By L.E. Swenson
Yippeee! We are homeowners. We have our own little swath of dirt. The country’s forefathers would now allow us to vote. Two renters who now have walls and roof and appliances and Furnace and Hot Water Heater and Central Air unit and stop me before I puke. And no one to call when something breaks except the “repair man.” Unless you have a service contract but that is a whole other discussion.
Our own patch of dirt. When I was in college, I used to say that I never wanted to own property. I would say, “The Native Americans have it right! You can’t own the earth, you can only borrow it!!” Oh how wrong I was. After paying rent to a New York slum lord for 10 years a piece, sweetie and I were ready to have our own little piece of the American Dream. Now, I say, our own patch of dirt, but the most important thing all you house owners and future house owners should be aware of is that it is not about the dirt. When you move to the suburbs, it is about the lawn! But that is another blog entirely.
You don’t know it when you buy it, but the House is a living organism. When you buy one, you enter into a symbiotic, parasitic relationship with this entity. It eats–energy and natural gas. It excretes through the sewage pipes and it even has exhausts for the dryer, furnace and even the sewage pipes to let unwanted gasses out. The house breathes; it expands and contracts with the weather and exchanges air through every unsealed crack and crevasse. The only thing the house does not do is heal. That is where we symbiotes come in. In trade for the comfort of coolness on hot days, heat on cold days, shelter from the rain and safety from wild animals, we get to keep the house in good repair and healed. I am not talking about beauty and interior design here: I am referring to the bare minimum of what makes the house a modern shelter.
In our first six months, we had to replace the roof, the siding, 1 bathroom. We had 2 radiator leaks and the furnace nearly burned down the HOUSE. But we helpful parasites went about our business of repair to our living, breathing HOUSE. Our first instinct was to call the superintendent. Oh crap! We are the superintendent. Fortunately, there are armies of tradesmen and corporate contractors dying to lend us money to make our repairs. I have come to accept that I cannot hammer a straight nail and that it is not high on my priority list to improve my carpentry skills, so in the end, the tradesmen get the call, the debts rise and the blood pressure spikes. Not to worry, it is all in service of the HOUSE!
L.E. Swenson received his bachelor’s degree in English from S.U.N.Y. Buffalo.

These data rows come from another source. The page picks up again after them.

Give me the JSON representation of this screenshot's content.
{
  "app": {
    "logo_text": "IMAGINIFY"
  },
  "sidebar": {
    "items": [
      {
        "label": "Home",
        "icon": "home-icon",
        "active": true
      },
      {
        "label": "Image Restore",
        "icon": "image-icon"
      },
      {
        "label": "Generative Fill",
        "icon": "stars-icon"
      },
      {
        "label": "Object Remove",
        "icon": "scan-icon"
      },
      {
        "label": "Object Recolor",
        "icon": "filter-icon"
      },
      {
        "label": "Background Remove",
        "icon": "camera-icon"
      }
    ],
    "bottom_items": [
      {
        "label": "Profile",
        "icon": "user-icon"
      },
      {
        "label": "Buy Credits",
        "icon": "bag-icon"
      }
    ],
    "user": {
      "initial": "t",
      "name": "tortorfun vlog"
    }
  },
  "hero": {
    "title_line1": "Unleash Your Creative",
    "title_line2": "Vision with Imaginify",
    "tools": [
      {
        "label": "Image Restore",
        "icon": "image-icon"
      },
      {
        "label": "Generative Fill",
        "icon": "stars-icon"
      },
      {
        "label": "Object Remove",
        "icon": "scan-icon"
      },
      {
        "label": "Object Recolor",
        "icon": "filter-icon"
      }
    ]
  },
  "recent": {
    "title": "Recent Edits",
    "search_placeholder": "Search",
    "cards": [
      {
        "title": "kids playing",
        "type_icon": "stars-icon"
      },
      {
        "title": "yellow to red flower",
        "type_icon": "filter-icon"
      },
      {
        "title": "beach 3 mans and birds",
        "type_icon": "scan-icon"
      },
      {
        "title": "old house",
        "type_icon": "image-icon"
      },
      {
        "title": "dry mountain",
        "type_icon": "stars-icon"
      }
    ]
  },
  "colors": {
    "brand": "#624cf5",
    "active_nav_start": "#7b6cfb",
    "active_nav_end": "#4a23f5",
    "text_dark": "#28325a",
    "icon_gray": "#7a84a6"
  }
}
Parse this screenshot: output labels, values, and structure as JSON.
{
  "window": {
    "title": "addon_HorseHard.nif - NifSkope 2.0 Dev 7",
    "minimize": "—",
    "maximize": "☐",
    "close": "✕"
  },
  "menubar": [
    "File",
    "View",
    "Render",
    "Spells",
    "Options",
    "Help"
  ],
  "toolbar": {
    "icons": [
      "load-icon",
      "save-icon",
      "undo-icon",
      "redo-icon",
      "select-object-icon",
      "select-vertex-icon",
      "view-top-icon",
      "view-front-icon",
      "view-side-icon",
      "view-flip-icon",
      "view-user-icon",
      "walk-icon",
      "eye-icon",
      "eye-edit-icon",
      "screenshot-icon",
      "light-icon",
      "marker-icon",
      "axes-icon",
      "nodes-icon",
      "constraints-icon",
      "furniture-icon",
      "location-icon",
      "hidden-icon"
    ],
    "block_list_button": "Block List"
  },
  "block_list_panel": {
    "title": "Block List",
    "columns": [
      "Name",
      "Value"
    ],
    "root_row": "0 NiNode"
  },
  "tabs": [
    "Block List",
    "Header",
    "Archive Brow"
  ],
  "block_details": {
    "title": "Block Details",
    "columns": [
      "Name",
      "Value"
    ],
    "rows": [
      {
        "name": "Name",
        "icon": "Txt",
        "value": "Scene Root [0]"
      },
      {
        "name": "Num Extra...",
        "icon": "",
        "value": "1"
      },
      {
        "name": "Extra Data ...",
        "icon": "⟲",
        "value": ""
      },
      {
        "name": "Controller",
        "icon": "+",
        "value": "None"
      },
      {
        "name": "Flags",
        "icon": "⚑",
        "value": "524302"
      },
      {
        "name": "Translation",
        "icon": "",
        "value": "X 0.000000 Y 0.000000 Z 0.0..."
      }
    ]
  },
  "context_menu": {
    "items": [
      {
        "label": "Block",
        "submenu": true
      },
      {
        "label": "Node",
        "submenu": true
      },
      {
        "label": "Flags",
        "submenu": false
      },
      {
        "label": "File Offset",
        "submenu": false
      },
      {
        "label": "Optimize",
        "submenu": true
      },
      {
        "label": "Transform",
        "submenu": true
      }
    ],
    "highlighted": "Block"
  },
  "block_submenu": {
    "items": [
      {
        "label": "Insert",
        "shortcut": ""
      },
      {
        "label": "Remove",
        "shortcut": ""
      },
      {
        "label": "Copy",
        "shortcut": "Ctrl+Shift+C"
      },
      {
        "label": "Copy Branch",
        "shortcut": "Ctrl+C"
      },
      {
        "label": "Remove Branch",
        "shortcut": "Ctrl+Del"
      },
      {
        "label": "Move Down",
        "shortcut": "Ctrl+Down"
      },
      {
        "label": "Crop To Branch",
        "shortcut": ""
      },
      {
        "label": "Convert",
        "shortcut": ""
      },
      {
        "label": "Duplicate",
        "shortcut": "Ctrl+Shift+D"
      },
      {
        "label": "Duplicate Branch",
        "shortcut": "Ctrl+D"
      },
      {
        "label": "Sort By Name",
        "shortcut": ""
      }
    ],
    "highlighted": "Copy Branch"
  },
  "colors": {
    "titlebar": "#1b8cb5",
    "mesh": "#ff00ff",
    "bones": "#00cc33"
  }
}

He went on to study Theater at the New School for Social Research and received his Masters of Fine Arts in 1999. He has performed in regional theater at Buffalo’s Irish Classical Theater and Shakespeare in Delaware Park. He has written, acted, coached and stage managed in the New York area and continues to write and work in New York.